> Your assignment: Pictures stay out of the copy; set down each line of the listing below exactly.

--- START ---

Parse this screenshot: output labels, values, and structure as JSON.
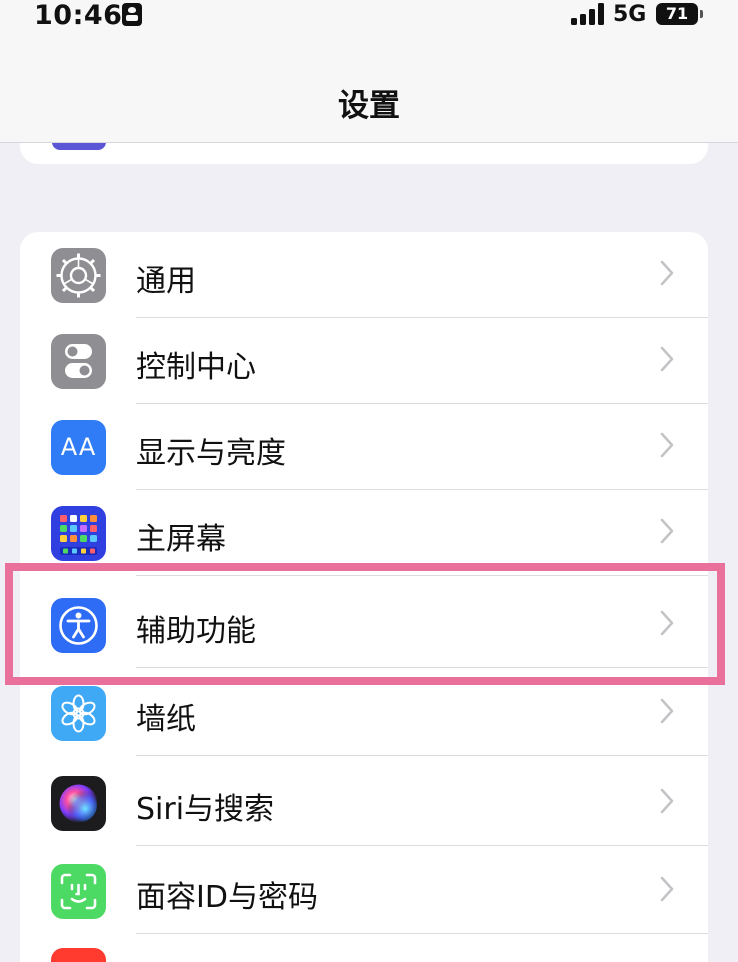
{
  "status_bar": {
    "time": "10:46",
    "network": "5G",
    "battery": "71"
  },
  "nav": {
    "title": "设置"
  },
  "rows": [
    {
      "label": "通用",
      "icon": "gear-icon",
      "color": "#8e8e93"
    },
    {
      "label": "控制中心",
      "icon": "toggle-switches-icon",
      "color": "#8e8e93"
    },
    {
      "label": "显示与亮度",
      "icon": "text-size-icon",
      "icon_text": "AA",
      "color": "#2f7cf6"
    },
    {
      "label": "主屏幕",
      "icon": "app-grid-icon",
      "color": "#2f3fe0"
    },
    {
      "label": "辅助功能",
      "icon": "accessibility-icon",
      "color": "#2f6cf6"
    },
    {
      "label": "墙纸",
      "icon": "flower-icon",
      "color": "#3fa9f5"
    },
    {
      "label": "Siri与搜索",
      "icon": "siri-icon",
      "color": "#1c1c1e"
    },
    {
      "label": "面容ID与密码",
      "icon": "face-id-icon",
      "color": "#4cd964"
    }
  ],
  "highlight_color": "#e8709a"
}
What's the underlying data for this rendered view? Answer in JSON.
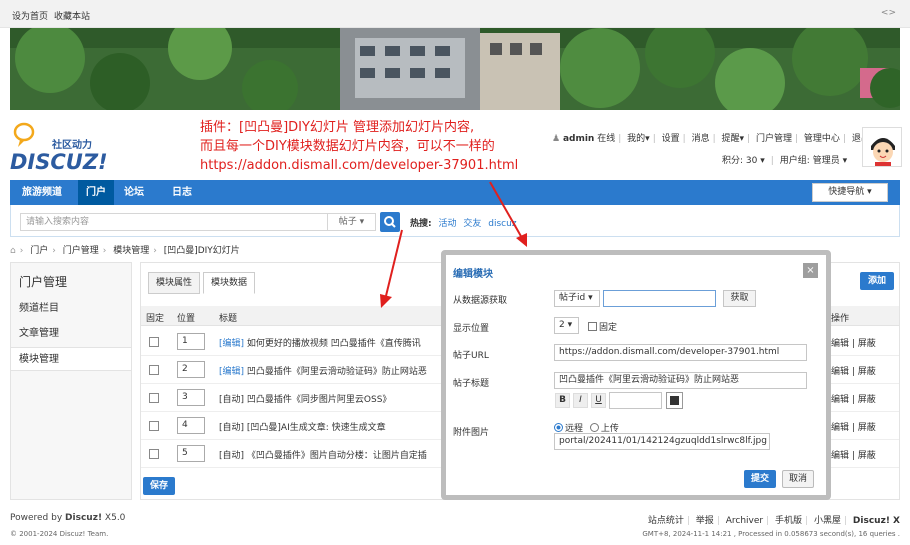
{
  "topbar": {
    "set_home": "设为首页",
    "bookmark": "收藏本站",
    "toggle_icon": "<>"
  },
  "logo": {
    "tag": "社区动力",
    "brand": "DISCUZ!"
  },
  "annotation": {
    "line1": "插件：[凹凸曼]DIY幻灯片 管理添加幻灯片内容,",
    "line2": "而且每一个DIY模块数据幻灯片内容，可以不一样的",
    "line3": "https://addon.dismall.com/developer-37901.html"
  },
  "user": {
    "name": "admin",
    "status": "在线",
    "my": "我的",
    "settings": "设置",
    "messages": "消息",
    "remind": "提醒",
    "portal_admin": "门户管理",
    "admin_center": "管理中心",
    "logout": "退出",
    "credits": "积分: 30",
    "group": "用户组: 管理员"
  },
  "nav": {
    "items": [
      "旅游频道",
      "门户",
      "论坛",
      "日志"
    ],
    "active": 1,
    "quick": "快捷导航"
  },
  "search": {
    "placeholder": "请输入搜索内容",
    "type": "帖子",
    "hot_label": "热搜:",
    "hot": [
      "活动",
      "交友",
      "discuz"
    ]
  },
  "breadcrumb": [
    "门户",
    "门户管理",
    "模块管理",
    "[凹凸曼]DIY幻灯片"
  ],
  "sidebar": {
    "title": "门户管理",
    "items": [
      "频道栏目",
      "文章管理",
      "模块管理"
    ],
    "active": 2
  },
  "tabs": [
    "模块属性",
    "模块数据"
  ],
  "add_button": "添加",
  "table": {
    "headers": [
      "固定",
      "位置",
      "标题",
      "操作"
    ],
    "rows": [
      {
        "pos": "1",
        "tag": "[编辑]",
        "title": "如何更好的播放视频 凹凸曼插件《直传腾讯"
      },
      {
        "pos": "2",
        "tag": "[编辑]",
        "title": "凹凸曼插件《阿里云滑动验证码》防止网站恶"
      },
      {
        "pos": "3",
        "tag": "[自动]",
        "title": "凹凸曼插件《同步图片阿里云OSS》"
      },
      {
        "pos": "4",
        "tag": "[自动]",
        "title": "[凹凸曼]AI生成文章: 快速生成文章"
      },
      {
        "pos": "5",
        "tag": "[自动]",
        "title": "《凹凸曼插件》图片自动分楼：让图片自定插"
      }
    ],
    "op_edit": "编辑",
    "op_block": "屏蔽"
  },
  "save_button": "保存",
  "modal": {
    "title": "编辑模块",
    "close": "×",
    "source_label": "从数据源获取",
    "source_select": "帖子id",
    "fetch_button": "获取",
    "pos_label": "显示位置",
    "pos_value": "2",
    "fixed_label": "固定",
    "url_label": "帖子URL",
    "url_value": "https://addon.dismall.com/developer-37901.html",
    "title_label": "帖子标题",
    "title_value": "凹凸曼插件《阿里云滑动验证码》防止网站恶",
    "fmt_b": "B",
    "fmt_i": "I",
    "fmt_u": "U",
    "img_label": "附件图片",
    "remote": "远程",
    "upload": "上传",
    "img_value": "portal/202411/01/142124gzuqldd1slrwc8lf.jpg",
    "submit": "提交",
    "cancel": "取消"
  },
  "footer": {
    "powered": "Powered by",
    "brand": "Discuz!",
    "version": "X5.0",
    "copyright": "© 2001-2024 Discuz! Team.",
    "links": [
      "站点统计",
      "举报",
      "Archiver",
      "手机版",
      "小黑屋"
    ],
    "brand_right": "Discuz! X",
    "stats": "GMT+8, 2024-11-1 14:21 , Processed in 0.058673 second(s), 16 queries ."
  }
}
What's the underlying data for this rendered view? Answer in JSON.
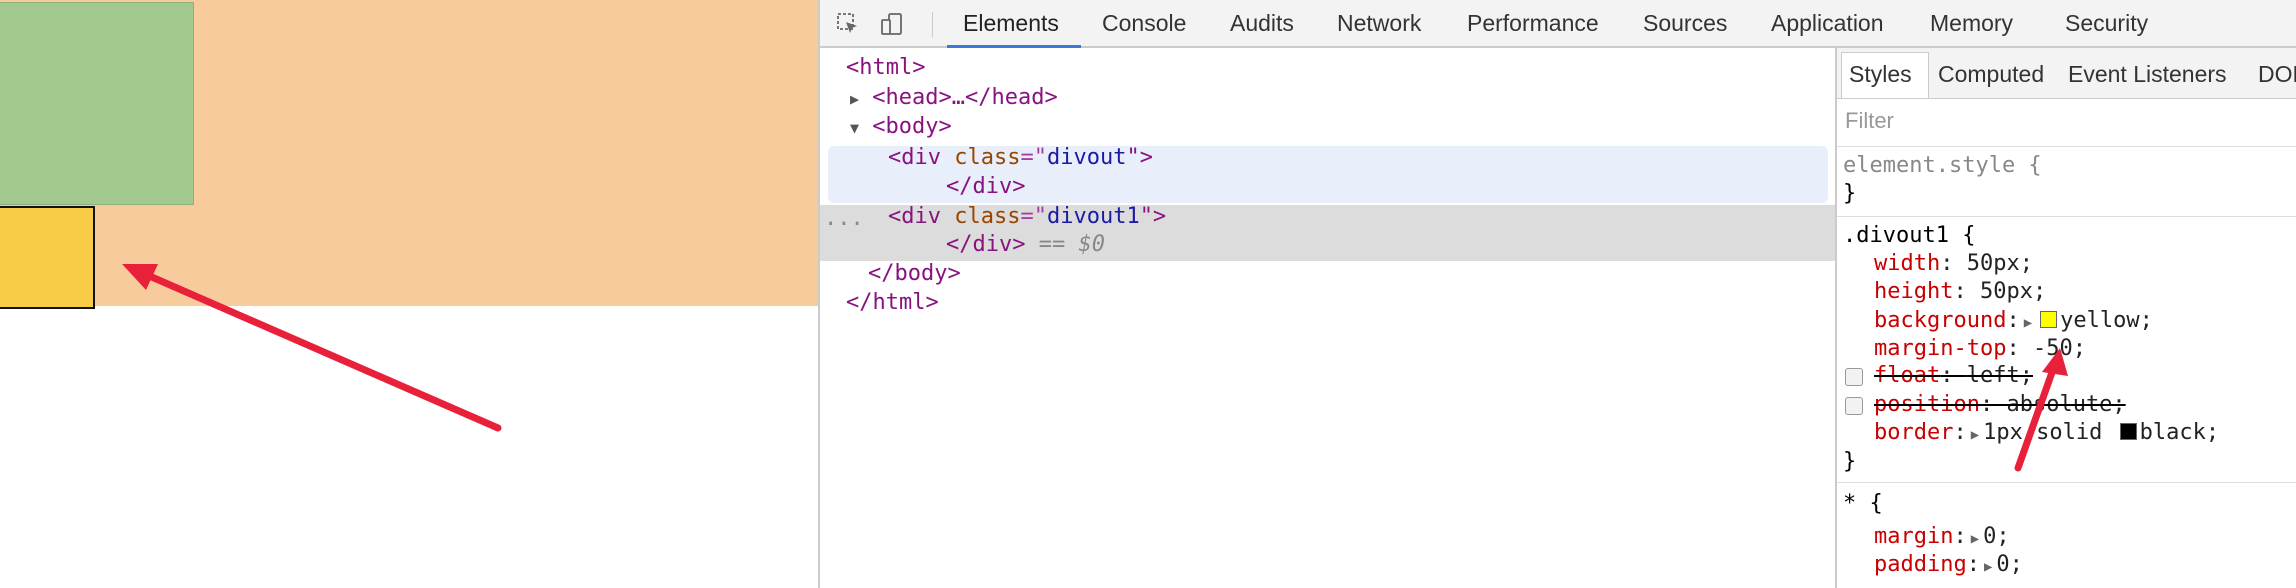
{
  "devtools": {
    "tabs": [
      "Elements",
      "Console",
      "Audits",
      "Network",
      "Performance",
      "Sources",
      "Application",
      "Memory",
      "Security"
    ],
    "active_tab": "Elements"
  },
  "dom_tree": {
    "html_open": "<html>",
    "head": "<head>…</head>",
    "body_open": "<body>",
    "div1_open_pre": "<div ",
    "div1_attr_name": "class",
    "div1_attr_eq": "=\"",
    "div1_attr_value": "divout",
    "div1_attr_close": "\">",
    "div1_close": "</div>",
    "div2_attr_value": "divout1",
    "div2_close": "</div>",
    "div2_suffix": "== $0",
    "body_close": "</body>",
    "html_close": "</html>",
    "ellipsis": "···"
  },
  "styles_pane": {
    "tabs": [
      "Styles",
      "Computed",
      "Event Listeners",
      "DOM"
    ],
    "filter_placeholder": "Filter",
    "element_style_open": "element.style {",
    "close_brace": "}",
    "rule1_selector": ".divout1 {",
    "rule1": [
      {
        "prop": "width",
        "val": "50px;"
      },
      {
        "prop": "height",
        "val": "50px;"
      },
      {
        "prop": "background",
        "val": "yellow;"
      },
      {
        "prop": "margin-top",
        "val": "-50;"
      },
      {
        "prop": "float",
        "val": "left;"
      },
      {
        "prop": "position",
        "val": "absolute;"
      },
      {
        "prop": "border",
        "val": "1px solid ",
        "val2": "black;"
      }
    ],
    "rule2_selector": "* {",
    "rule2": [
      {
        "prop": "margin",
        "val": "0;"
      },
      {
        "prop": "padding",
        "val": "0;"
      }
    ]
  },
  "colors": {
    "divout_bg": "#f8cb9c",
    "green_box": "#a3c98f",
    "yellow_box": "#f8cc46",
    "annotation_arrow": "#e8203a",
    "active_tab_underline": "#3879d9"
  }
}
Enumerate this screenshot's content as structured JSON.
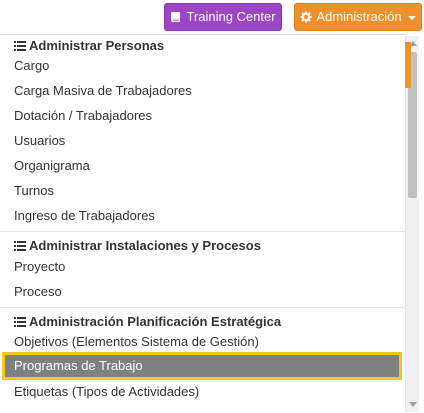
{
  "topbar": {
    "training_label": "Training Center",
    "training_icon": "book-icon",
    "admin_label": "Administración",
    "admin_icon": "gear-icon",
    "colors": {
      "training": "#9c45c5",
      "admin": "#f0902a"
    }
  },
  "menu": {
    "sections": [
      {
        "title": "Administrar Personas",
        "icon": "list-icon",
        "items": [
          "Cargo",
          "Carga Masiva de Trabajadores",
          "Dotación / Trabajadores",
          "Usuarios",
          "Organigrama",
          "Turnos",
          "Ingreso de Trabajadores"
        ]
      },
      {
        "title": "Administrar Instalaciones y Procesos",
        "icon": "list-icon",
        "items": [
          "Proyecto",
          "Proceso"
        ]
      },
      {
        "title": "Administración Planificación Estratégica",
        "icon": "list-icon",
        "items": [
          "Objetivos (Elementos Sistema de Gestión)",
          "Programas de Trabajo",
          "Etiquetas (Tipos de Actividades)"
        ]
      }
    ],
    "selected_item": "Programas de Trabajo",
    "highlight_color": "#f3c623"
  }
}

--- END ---

> Solution:
Parse this screenshot: output labels, values, and structure as JSON.
{
  "status_bar": {
    "time": "10:46",
    "network": "5G",
    "battery": "71"
  },
  "nav": {
    "title": "设置"
  },
  "rows": [
    {
      "label": "通用",
      "icon": "gear-icon",
      "color": "#8e8e93"
    },
    {
      "label": "控制中心",
      "icon": "toggle-switches-icon",
      "color": "#8e8e93"
    },
    {
      "label": "显示与亮度",
      "icon": "text-size-icon",
      "icon_text": "AA",
      "color": "#2f7cf6"
    },
    {
      "label": "主屏幕",
      "icon": "app-grid-icon",
      "color": "#2f3fe0"
    },
    {
      "label": "辅助功能",
      "icon": "accessibility-icon",
      "color": "#2f6cf6"
    },
    {
      "label": "墙纸",
      "icon": "flower-icon",
      "color": "#3fa9f5"
    },
    {
      "label": "Siri与搜索",
      "icon": "siri-icon",
      "color": "#1c1c1e"
    },
    {
      "label": "面容ID与密码",
      "icon": "face-id-icon",
      "color": "#4cd964"
    }
  ],
  "highlight_color": "#e8709a"
}
What's the underlying data for this rendered view? Answer in JSON.
{
  "topbar": {
    "set_home": "设为首页",
    "bookmark": "收藏本站",
    "toggle_icon": "<>"
  },
  "logo": {
    "tag": "社区动力",
    "brand": "DISCUZ!"
  },
  "annotation": {
    "line1": "插件：[凹凸曼]DIY幻灯片 管理添加幻灯片内容,",
    "line2": "而且每一个DIY模块数据幻灯片内容，可以不一样的",
    "line3": "https://addon.dismall.com/developer-37901.html"
  },
  "user": {
    "name": "admin",
    "status": "在线",
    "my": "我的",
    "settings": "设置",
    "messages": "消息",
    "remind": "提醒",
    "portal_admin": "门户管理",
    "admin_center": "管理中心",
    "logout": "退出",
    "credits": "积分: 30",
    "group": "用户组: 管理员"
  },
  "nav": {
    "items": [
      "旅游频道",
      "门户",
      "论坛",
      "日志"
    ],
    "active": 1,
    "quick": "快捷导航"
  },
  "search": {
    "placeholder": "请输入搜索内容",
    "type": "帖子",
    "hot_label": "热搜:",
    "hot": [
      "活动",
      "交友",
      "discuz"
    ]
  },
  "breadcrumb": [
    "门户",
    "门户管理",
    "模块管理",
    "[凹凸曼]DIY幻灯片"
  ],
  "sidebar": {
    "title": "门户管理",
    "items": [
      "频道栏目",
      "文章管理",
      "模块管理"
    ],
    "active": 2
  },
  "tabs": [
    "模块属性",
    "模块数据"
  ],
  "add_button": "添加",
  "table": {
    "headers": [
      "固定",
      "位置",
      "标题",
      "操作"
    ],
    "rows": [
      {
        "pos": "1",
        "tag": "[编辑]",
        "title": "如何更好的播放视频 凹凸曼插件《直传腾讯"
      },
      {
        "pos": "2",
        "tag": "[编辑]",
        "title": "凹凸曼插件《阿里云滑动验证码》防止网站恶"
      },
      {
        "pos": "3",
        "tag": "[自动]",
        "title": "凹凸曼插件《同步图片阿里云OSS》"
      },
      {
        "pos": "4",
        "tag": "[自动]",
        "title": "[凹凸曼]AI生成文章: 快速生成文章"
      },
      {
        "pos": "5",
        "tag": "[自动]",
        "title": "《凹凸曼插件》图片自动分楼：让图片自定插"
      }
    ],
    "op_edit": "编辑",
    "op_block": "屏蔽"
  },
  "save_button": "保存",
  "modal": {
    "title": "编辑模块",
    "close": "×",
    "source_label": "从数据源获取",
    "source_select": "帖子id",
    "fetch_button": "获取",
    "pos_label": "显示位置",
    "pos_value": "2",
    "fixed_label": "固定",
    "url_label": "帖子URL",
    "url_value": "https://addon.dismall.com/developer-37901.html",
    "title_label": "帖子标题",
    "title_value": "凹凸曼插件《阿里云滑动验证码》防止网站恶",
    "fmt_b": "B",
    "fmt_i": "I",
    "fmt_u": "U",
    "img_label": "附件图片",
    "remote": "远程",
    "upload": "上传",
    "img_value": "portal/202411/01/142124gzuqldd1slrwc8lf.jpg",
    "submit": "提交",
    "cancel": "取消"
  },
  "footer": {
    "powered": "Powered by",
    "brand": "Discuz!",
    "version": "X5.0",
    "copyright": "© 2001-2024 Discuz! Team.",
    "links": [
      "站点统计",
      "举报",
      "Archiver",
      "手机版",
      "小黑屋"
    ],
    "brand_right": "Discuz! X",
    "stats": "GMT+8, 2024-11-1 14:21 , Processed in 0.058673 second(s), 16 queries ."
  }
}
What's the underlying data for this rendered view? Answer in JSON.
{
  "devtools": {
    "tabs": [
      "Elements",
      "Console",
      "Audits",
      "Network",
      "Performance",
      "Sources",
      "Application",
      "Memory",
      "Security"
    ],
    "active_tab": "Elements"
  },
  "dom_tree": {
    "html_open": "<html>",
    "head": "<head>…</head>",
    "body_open": "<body>",
    "div1_open_pre": "<div ",
    "div1_attr_name": "class",
    "div1_attr_eq": "=\"",
    "div1_attr_value": "divout",
    "div1_attr_close": "\">",
    "div1_close": "</div>",
    "div2_attr_value": "divout1",
    "div2_close": "</div>",
    "div2_suffix": "== $0",
    "body_close": "</body>",
    "html_close": "</html>",
    "ellipsis": "···"
  },
  "styles_pane": {
    "tabs": [
      "Styles",
      "Computed",
      "Event Listeners",
      "DOM"
    ],
    "filter_placeholder": "Filter",
    "element_style_open": "element.style {",
    "close_brace": "}",
    "rule1_selector": ".divout1 {",
    "rule1": [
      {
        "prop": "width",
        "val": "50px;"
      },
      {
        "prop": "height",
        "val": "50px;"
      },
      {
        "prop": "background",
        "val": "yellow;"
      },
      {
        "prop": "margin-top",
        "val": "-50;"
      },
      {
        "prop": "float",
        "val": "left;"
      },
      {
        "prop": "position",
        "val": "absolute;"
      },
      {
        "prop": "border",
        "val": "1px solid ",
        "val2": "black;"
      }
    ],
    "rule2_selector": "* {",
    "rule2": [
      {
        "prop": "margin",
        "val": "0;"
      },
      {
        "prop": "padding",
        "val": "0;"
      }
    ]
  },
  "colors": {
    "divout_bg": "#f8cb9c",
    "green_box": "#a3c98f",
    "yellow_box": "#f8cc46",
    "annotation_arrow": "#e8203a",
    "active_tab_underline": "#3879d9"
  }
}
Enumerate this screenshot's content as structured JSON.
{
  "topbar": {
    "training_label": "Training Center",
    "training_icon": "book-icon",
    "admin_label": "Administración",
    "admin_icon": "gear-icon",
    "colors": {
      "training": "#9c45c5",
      "admin": "#f0902a"
    }
  },
  "menu": {
    "sections": [
      {
        "title": "Administrar Personas",
        "icon": "list-icon",
        "items": [
          "Cargo",
          "Carga Masiva de Trabajadores",
          "Dotación / Trabajadores",
          "Usuarios",
          "Organigrama",
          "Turnos",
          "Ingreso de Trabajadores"
        ]
      },
      {
        "title": "Administrar Instalaciones y Procesos",
        "icon": "list-icon",
        "items": [
          "Proyecto",
          "Proceso"
        ]
      },
      {
        "title": "Administración Planificación Estratégica",
        "icon": "list-icon",
        "items": [
          "Objetivos (Elementos Sistema de Gestión)",
          "Programas de Trabajo",
          "Etiquetas (Tipos de Actividades)"
        ]
      }
    ],
    "selected_item": "Programas de Trabajo",
    "highlight_color": "#f3c623"
  }
}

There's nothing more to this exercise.